**EXERCISE:**
Determine how many lines in the entries below include the word "Ujian", and reply with that number alone.

**DATA TO EXAMINE:**
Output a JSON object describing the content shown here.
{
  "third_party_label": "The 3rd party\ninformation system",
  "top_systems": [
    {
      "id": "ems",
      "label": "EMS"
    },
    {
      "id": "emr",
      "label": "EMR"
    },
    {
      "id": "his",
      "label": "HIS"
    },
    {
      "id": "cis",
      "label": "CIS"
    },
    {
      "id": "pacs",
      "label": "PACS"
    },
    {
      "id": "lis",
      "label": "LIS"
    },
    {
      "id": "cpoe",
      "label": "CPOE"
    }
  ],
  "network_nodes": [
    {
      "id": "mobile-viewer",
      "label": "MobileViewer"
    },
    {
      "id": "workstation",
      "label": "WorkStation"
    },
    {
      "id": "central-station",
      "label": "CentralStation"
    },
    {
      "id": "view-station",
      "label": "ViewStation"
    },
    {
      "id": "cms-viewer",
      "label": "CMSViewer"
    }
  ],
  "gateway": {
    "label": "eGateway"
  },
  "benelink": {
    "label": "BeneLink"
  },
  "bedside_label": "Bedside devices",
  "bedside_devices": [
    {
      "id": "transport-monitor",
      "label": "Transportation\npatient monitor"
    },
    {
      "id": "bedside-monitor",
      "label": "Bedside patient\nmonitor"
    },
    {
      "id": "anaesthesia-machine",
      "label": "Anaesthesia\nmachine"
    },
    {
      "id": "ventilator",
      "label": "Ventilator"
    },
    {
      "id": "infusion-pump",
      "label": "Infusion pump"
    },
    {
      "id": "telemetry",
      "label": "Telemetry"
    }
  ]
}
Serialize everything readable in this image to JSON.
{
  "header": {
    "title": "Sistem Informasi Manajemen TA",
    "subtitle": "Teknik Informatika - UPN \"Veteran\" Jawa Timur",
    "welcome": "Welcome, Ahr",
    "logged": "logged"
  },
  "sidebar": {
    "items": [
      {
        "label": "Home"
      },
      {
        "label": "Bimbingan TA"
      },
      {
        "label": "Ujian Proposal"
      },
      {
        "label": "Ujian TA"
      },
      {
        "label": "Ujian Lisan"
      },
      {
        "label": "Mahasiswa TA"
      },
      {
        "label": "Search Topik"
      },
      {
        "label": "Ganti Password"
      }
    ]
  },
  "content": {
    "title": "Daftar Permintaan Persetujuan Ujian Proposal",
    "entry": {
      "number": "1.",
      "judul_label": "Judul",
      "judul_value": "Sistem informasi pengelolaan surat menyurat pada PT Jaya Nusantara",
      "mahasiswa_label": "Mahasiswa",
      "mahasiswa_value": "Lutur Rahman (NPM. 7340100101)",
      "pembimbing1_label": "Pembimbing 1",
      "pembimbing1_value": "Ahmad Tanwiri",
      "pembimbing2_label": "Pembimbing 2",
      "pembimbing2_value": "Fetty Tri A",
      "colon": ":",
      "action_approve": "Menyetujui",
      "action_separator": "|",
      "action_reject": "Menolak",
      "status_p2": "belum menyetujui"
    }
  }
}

**RESULT OF THE TASK:**
4